Standard Chartered suspends involvement in controversial coal project - or does it?

Thursday, 7 May, 2015

After facing significant pressure to disassociate itself from a controversial Australian coal project some widely characterised by naysayers as a 'carbon bomb,’ Standard Chartered bank has said it will ‘go no further’ with the project until it had examined its environmental credentials.

Standard Chartered has been advising Indian outfit Adani on the construction of the Carmichael mine.

Aside form the carbon budget arguments pertaining to coal, the project to build the mine involved expanding a port on Abbot Point on the Great Barrier Reef, a plan not to the liking of Unesco and one which might precipitate the reef’s addition to its list of endangered world heritage sites.

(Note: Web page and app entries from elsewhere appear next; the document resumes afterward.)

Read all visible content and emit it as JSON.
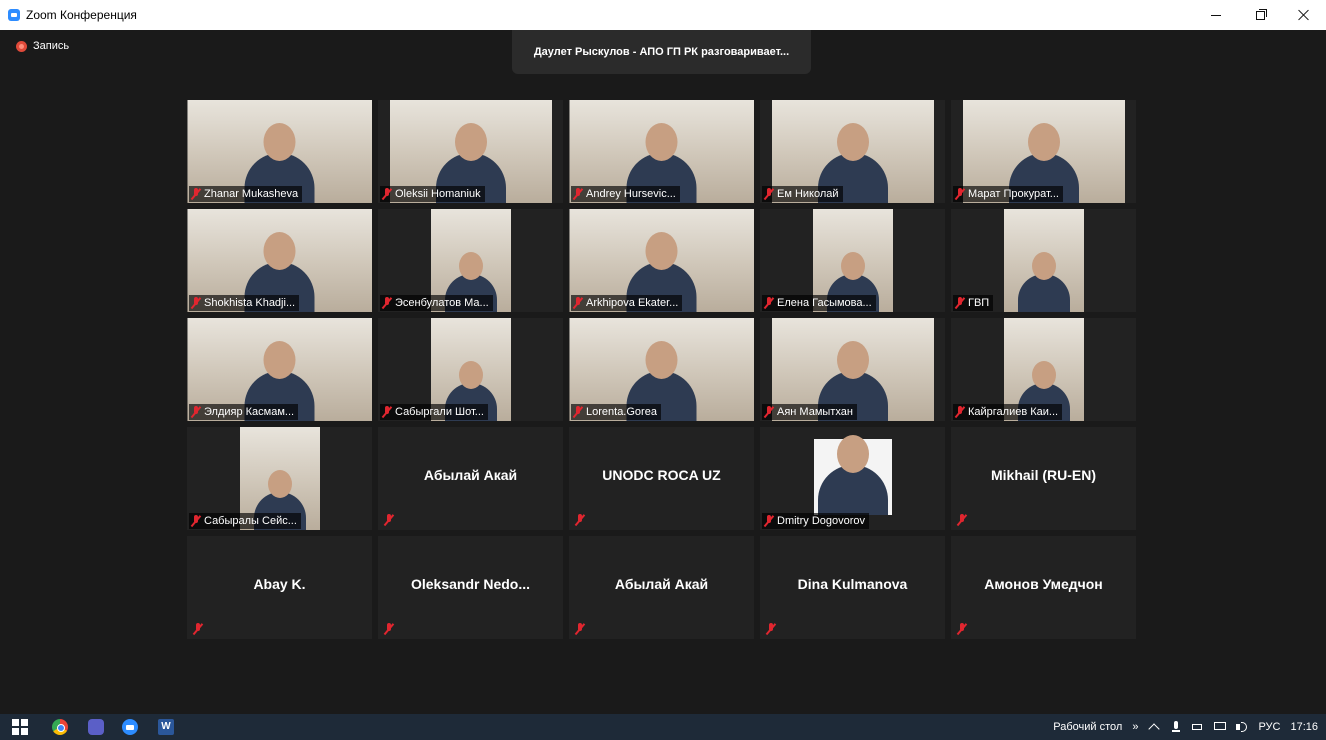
{
  "window": {
    "title": "Zoom Конференция"
  },
  "meeting": {
    "recording_label": "Запись",
    "active_speaker": "Даулет Рыскулов - АПО ГП РК разговаривает...",
    "participants": [
      {
        "name": "Zhanar Mukasheva",
        "video": "full"
      },
      {
        "name": "Oleksii Homaniuk",
        "video": "mid"
      },
      {
        "name": "Andrey Hursevic...",
        "video": "full"
      },
      {
        "name": "Ем Николай",
        "video": "mid"
      },
      {
        "name": "Марат Прокурат...",
        "video": "mid"
      },
      {
        "name": "Shokhista Khadji...",
        "video": "full"
      },
      {
        "name": "Эсенбулатов Ма...",
        "video": "narrow"
      },
      {
        "name": "Arkhipova Ekater...",
        "video": "full"
      },
      {
        "name": "Елена Гасымова...",
        "video": "narrow"
      },
      {
        "name": "ГВП",
        "video": "narrow"
      },
      {
        "name": "Элдияр Касмам...",
        "video": "full"
      },
      {
        "name": "Сабыргали Шот...",
        "video": "narrow"
      },
      {
        "name": "Lorenta.Gorea",
        "video": "full"
      },
      {
        "name": "Аян Мамытхан",
        "video": "mid"
      },
      {
        "name": "Кайргалиев Каи...",
        "video": "narrow"
      },
      {
        "name": "Сабыралы Сейс...",
        "video": "narrow"
      },
      {
        "name": "Абылай Акай",
        "video": "none"
      },
      {
        "name": "UNODC ROCA UZ",
        "video": "none"
      },
      {
        "name": "Dmitry Dogovorov",
        "video": "photo"
      },
      {
        "name": "Mikhail (RU-EN)",
        "video": "none"
      },
      {
        "name": "Abay K.",
        "video": "none"
      },
      {
        "name": "Oleksandr  Nedo...",
        "video": "none"
      },
      {
        "name": "Абылай Акай",
        "video": "none"
      },
      {
        "name": "Dina Kulmanova",
        "video": "none"
      },
      {
        "name": "Амонов Умедчон",
        "video": "none"
      }
    ]
  },
  "taskbar": {
    "desktop_label": "Рабочий стол",
    "chevron": "»",
    "language": "РУС",
    "time": "17:16",
    "word_letter": "W"
  },
  "colors": {
    "background": "#1a1a1a",
    "tile": "#222222",
    "muted_mic": "#e0262f",
    "taskbar": "#1e2a38"
  }
}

According to the Guardian newspaper, “If the project goes ahead it could ease the way for at least eight more mega mines in the coal-rich Galilee basin in western Queensland. Together, the Galilee mines would be the second largest of 14 “carbon bombs” – massive fossil-fuel projects, which threaten to derail efforts to limit global temperature rises to 2C, the widely-agreed limit for dangerous climate change.”

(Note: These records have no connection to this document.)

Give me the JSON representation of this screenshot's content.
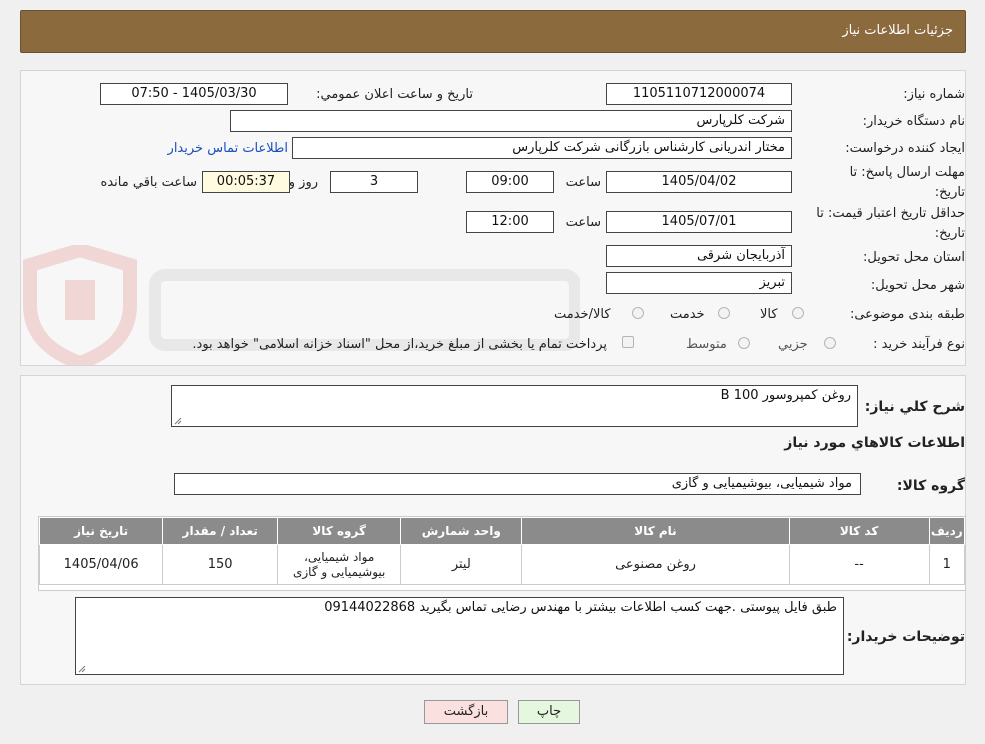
{
  "header": {
    "title": "جزئیات اطلاعات نیاز"
  },
  "form": {
    "need_number_label": "شماره نیاز:",
    "need_number": "1105110712000074",
    "announce_label": "تاریخ و ساعت اعلان عمومي:",
    "announce_value": "1405/03/30 - 07:50",
    "buyer_org_label": "نام دستگاه خريدار:",
    "buyer_org": "شرکت کلرپارس",
    "creator_label": "ايجاد کننده درخواست:",
    "creator": "مختار اندريانی کارشناس بازرگانی شرکت کلرپارس",
    "contact_link": "اطلاعات تماس خريدار",
    "deadline_label": "مهلت ارسال پاسخ: تا تاريخ:",
    "deadline_date": "1405/04/02",
    "time_label": "ساعت",
    "deadline_time": "09:00",
    "days_value": "3",
    "days_label": "روز و",
    "remaining_time": "00:05:37",
    "remaining_label": "ساعت باقي مانده",
    "validity_label": "حداقل تاريخ اعتبار قيمت: تا تاريخ:",
    "validity_date": "1405/07/01",
    "validity_time": "12:00",
    "province_label": "استان محل تحويل:",
    "province": "آذربايجان شرقی",
    "city_label": "شهر محل تحويل:",
    "city": "تبريز",
    "category_label": "طبقه بندی موضوعی:",
    "category_options": [
      "کالا",
      "خدمت",
      "کالا/خدمت"
    ],
    "process_label": "نوع فرآیند خريد :",
    "process_options": [
      "جزيي",
      "متوسط"
    ],
    "payment_note": "پرداخت تمام يا بخشی از مبلغ خريد،از محل \"اسناد خزانه اسلامی\" خواهد بود."
  },
  "details": {
    "description_label": "شرح کلي نياز:",
    "description": "روغن کمپروسور B 100",
    "items_heading": "اطلاعات کالاهاي مورد نياز",
    "group_label": "گروه کالا:",
    "group_value": "مواد شيميايی، بيوشيميايی و  گازی",
    "table": {
      "headers": [
        "رديف",
        "کد کالا",
        "نام کالا",
        "واحد شمارش",
        "گروه کالا",
        "تعداد / مقدار",
        "تاريخ نياز"
      ],
      "rows": [
        [
          "1",
          "--",
          "روغن مصنوعی",
          "ليتر",
          "مواد شيميايی، بيوشيميايی و گازی",
          "150",
          "1405/04/06"
        ]
      ]
    },
    "buyer_notes_label": "توضيحات خريدار:",
    "buyer_notes": "طبق فایل پیوستی .جهت کسب اطلاعات بیشتر با مهندس رضایی تماس بگیرید 09144022868"
  },
  "buttons": {
    "print": "چاپ",
    "back": "بازگشت"
  },
  "colors": {
    "header_bg": "#8b6a3e",
    "link": "#1a4fbf",
    "print_btn": "#e6f7df",
    "back_btn": "#fbe0e0"
  }
}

There’s more than a fair bit of murkiness to all this. From a follow up piece in the same paper:

“While attending the bank’s annual general meeting in London, chairman Sir John Peace said: “We will go no further with this project until we are fully satisfied with all the environmental aspects.” He said the bank was in “active discussion” with the Australian government and ready to meet green campaigners.

But Peace declined to answer questions on Standard Chartered’s ties with Adani. A senior executive at Adani’s Australian mining subsidiary told a Queensland court last month that Standard Chartered had lent it $680m (£448m) for the project – calling into question the bank’s official statements that it is not a lender.”

Coming in the context of recent major public campaigns to divest from fossil fuel investments, which have targeted such heavyweights as the Norwegian State Pension Fund and the Bill and Melinda Gates Foundation, this story’s unlikely to go away. And with the scale of ambition and investment apparent in the project, the conflict's likely to run for a while. Watch this space.